Conundrum: there is a skills shortage in IT, but not enough females in IT. Is this about language? The group agreed that approaching IT type jobs as problems requiring creative solutions rather than using technology driven language would help. It would also help the employers - it is accepted that diverse input in teams (including by gender) demonstrably improves outcomes.
So whilst, for example, in project management, business analysis, programme management - business facing roles in general - there is good representation for women, there is much less in technical and management consultancy roles.
When the question was posed as to whether project success is achieved by ticking boxes in a notional list of skills or by getting a better team mix (including by gender), the view was unanimously the latter, but that’s not the way it’s done because it’s harder.
How do you describe a job to a female in an appealing way? The approach should be that it’s not about coding, but about problem solving. However, few IT roles are ‘sold’ in this way. Jargon is also off-putting in this context. If we take the approach that IT is so exciting because it has the potential to change the world... that would make it an attractive option for males and females alike.
Interestingly, the way women use language themselves was mentioned. Men are often better at promoting themselves. The idea was put forward by the group that the use of weak language when asked about input into a role or project can unnecessarily undermine good women. Did a woman ‘help’ / ‘assist’ / ‘do what I was asked to do’ or, in fact, instigate and complete?
It was also remarked upon that recruitment processes don’t play to female strengths. Assessments for numerical and verbal reasoning seem to mitigate against women.
Conundrum: Great collaboration skills are demanded by business, but from school onwards we test people on their own. So the outcomes are not synergistic with the approach taken. Again - great collaboration skills are demanded by the business, but then women are rarely in engineering teams that have a reputation of being combative and prone to splits. Women are collaborators.
Another issue in the workforce that affects women is the need for greater flexibility in working hours and so on. Mentoring and role modelling were cited as useful tools to more fully support women in the workforce. Both have recently been undertaken by BCS through a campaign to promote role models, and through the BCSWomen group, which undertakes mentoring. Women need coaching, not changing, to address these issues.
The reality is employers who are often not IT orientated have not shown enough respect to developers and IT staff. Its only now they are realising their value.
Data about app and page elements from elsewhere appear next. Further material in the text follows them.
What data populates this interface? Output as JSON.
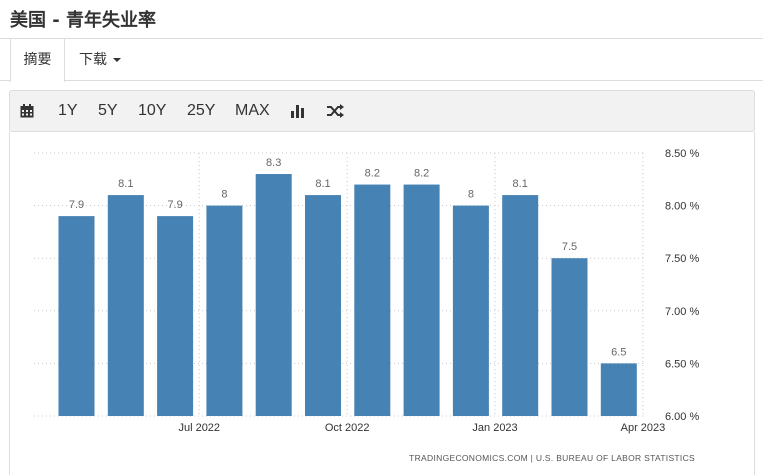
{
  "page": {
    "title": "美国 - 青年失业率"
  },
  "tabs": [
    {
      "label": "摘要"
    },
    {
      "label": "下载"
    }
  ],
  "toolbar": {
    "calendar_icon": "calendar-icon",
    "ranges": [
      "1Y",
      "5Y",
      "10Y",
      "25Y",
      "MAX"
    ],
    "chart_type_icon": "bar-chart-icon",
    "compare_icon": "shuffle-icon"
  },
  "chart_data": {
    "type": "bar",
    "title": "",
    "xlabel": "",
    "ylabel": "",
    "categories": [
      "2022-05",
      "2022-06",
      "2022-07",
      "2022-08",
      "2022-09",
      "2022-10",
      "2022-11",
      "2022-12",
      "2023-01",
      "2023-02",
      "2023-03",
      "2023-04"
    ],
    "values": [
      7.9,
      8.1,
      7.9,
      8,
      8.3,
      8.1,
      8.2,
      8.2,
      8,
      8.1,
      7.5,
      6.5
    ],
    "value_labels": [
      "7.9",
      "8.1",
      "7.9",
      "8",
      "8.3",
      "8.1",
      "8.2",
      "8.2",
      "8",
      "8.1",
      "7.5",
      "6.5"
    ],
    "x_tick_labels": [
      {
        "at": "2022-07",
        "label": "Jul 2022"
      },
      {
        "at": "2022-10",
        "label": "Oct 2022"
      },
      {
        "at": "2023-01",
        "label": "Jan 2023"
      },
      {
        "at": "2023-04",
        "label": "Apr 2023"
      }
    ],
    "y_ticks": [
      6.0,
      6.5,
      7.0,
      7.5,
      8.0,
      8.5
    ],
    "y_tick_labels": [
      "6.00 %",
      "6.50 %",
      "7.00 %",
      "7.50 %",
      "8.00 %",
      "8.50 %"
    ],
    "ylim": [
      6.0,
      8.5
    ],
    "grid": true,
    "bar_color": "#4682b4",
    "source": "TRADINGECONOMICS.COM | U.S. BUREAU OF LABOR STATISTICS"
  }
}
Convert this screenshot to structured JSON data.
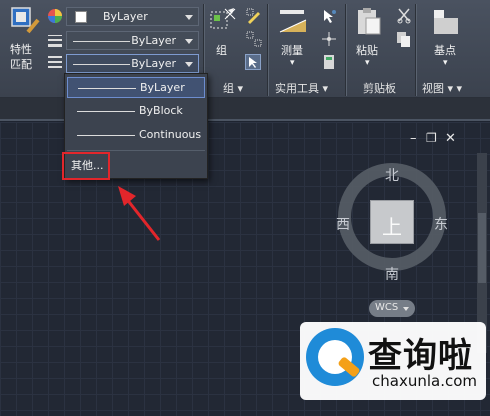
{
  "ribbon": {
    "match_properties_label": "特性\n匹配",
    "color_combo": "ByLayer",
    "linetype_combo": "ByLayer",
    "lineweight_combo": "ByLayer",
    "group_button_label": "组",
    "measure_button_label": "测量",
    "paste_button_label": "粘贴",
    "base_button_label": "基点",
    "panels": {
      "group": "组",
      "utilities": "实用工具",
      "clipboard": "剪贴板",
      "view": "视图"
    }
  },
  "linetype_dropdown": {
    "items": [
      {
        "label": "ByLayer",
        "selected": true
      },
      {
        "label": "ByBlock",
        "selected": false
      },
      {
        "label": "Continuous",
        "selected": false
      }
    ],
    "other_label": "其他..."
  },
  "viewcube": {
    "north": "北",
    "south": "南",
    "west": "西",
    "east": "东",
    "face": "上",
    "wcs_label": "WCS"
  },
  "window_controls": {
    "minimize": "–",
    "restore": "❐",
    "close": "✕"
  },
  "watermark": {
    "chinese": "查询啦",
    "domain": "chaxunla.com"
  },
  "colors": {
    "highlight_box": "#e2262b",
    "selection": "#415272"
  }
}
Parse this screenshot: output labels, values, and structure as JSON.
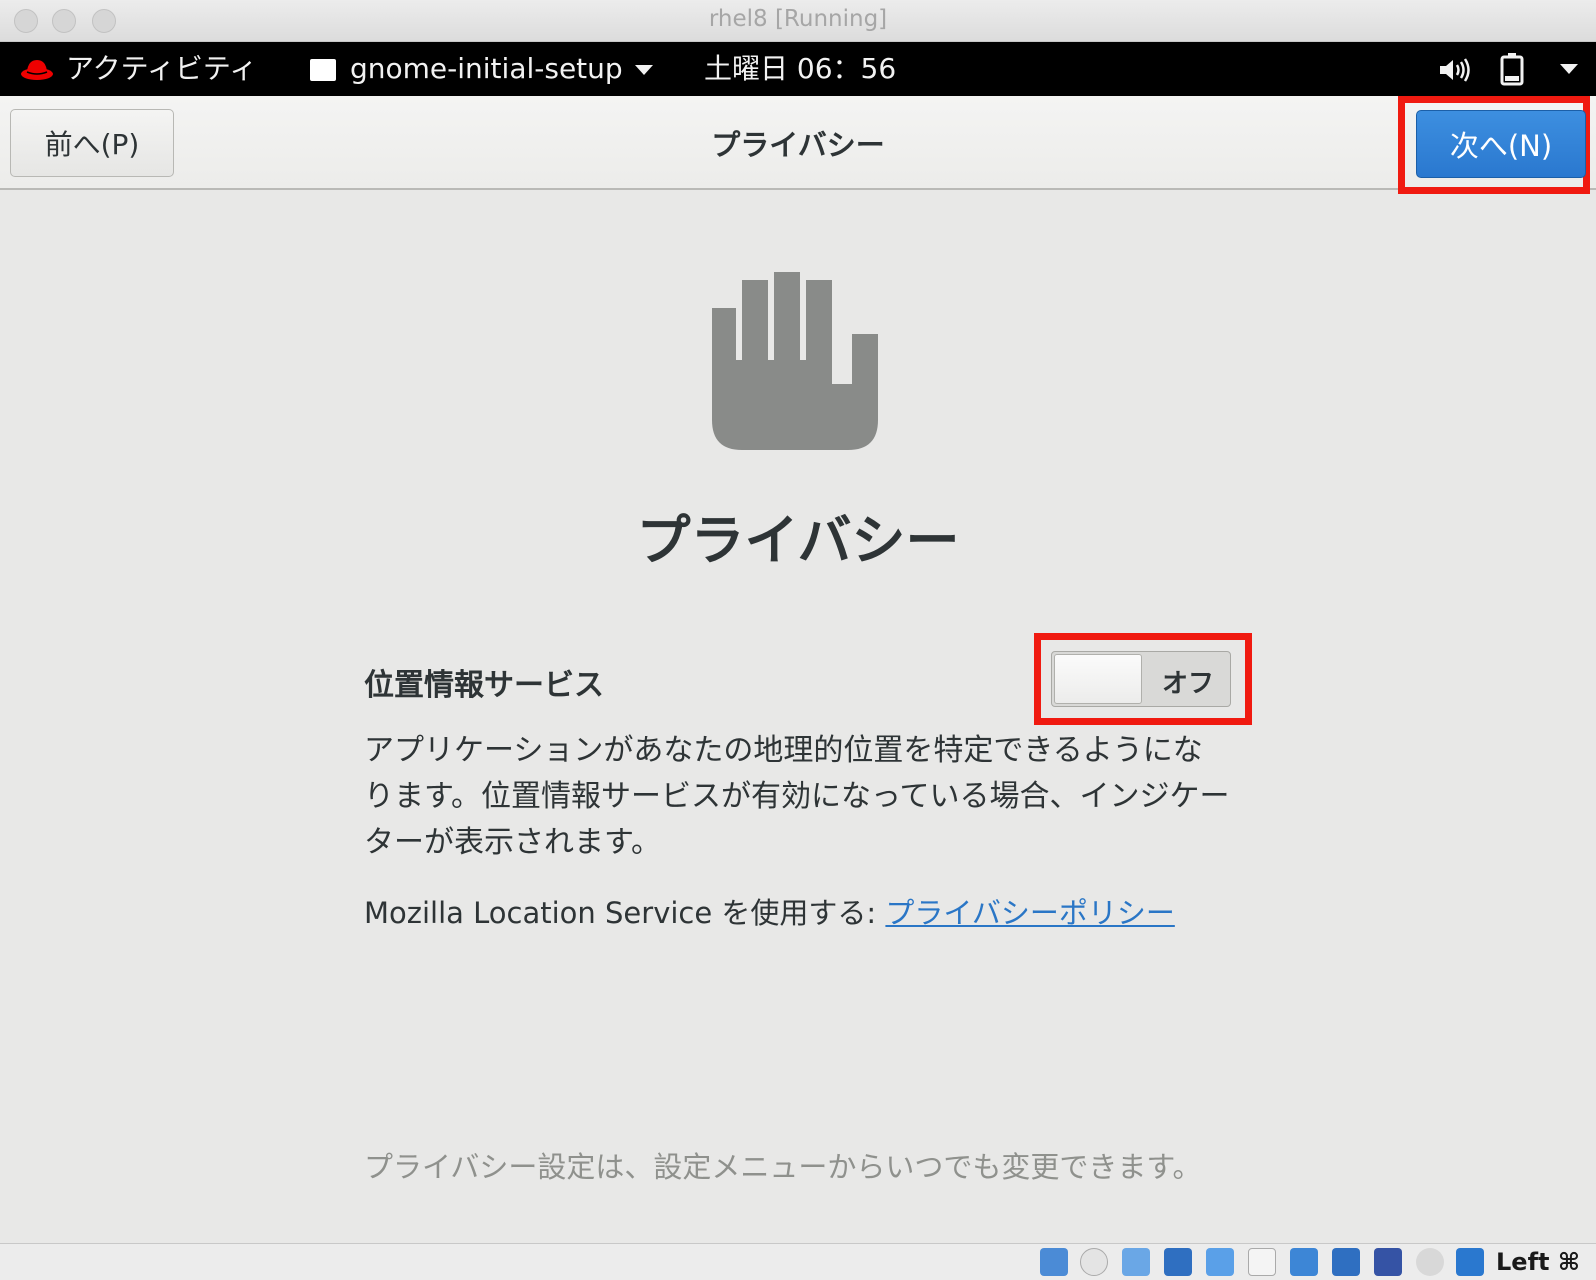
{
  "window": {
    "title": "rhel8 [Running]"
  },
  "topbar": {
    "activities": "アクティビティ",
    "app_name": "gnome-initial-setup",
    "clock": "土曜日 06：56"
  },
  "header": {
    "back_label": "前へ(P)",
    "title": "プライバシー",
    "next_label": "次へ(N)"
  },
  "page": {
    "title": "プライバシー",
    "location": {
      "label": "位置情報サービス",
      "toggle_state": "オフ",
      "description_lines": [
        "アプリケーションがあなたの地理的位置を特定できるようにな",
        "ります。位置情報サービスが有効になっている場合、インジケー",
        "ターが表示されます。"
      ]
    },
    "policy_prefix": "Mozilla Location Service を使用する: ",
    "policy_link": "プライバシーポリシー",
    "footer_note": "プライバシー設定は、設定メニューからいつでも変更できます。"
  },
  "statusbar": {
    "host_key": "Left ⌘"
  },
  "colors": {
    "accent": "#2a78cf",
    "highlight": "#f01a10",
    "link": "#2a76c6"
  }
}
The "skills shortage", from my personal experience, is being caused by ageism in recruitment agencies, as soon as they learned I was over 48 they suddenly stopped talking to me and my calls were un-answered or "they were on the other line" if I got through. This is despite 25 years in software development, the latter 8 in real-time and latterly safety-critical arenas.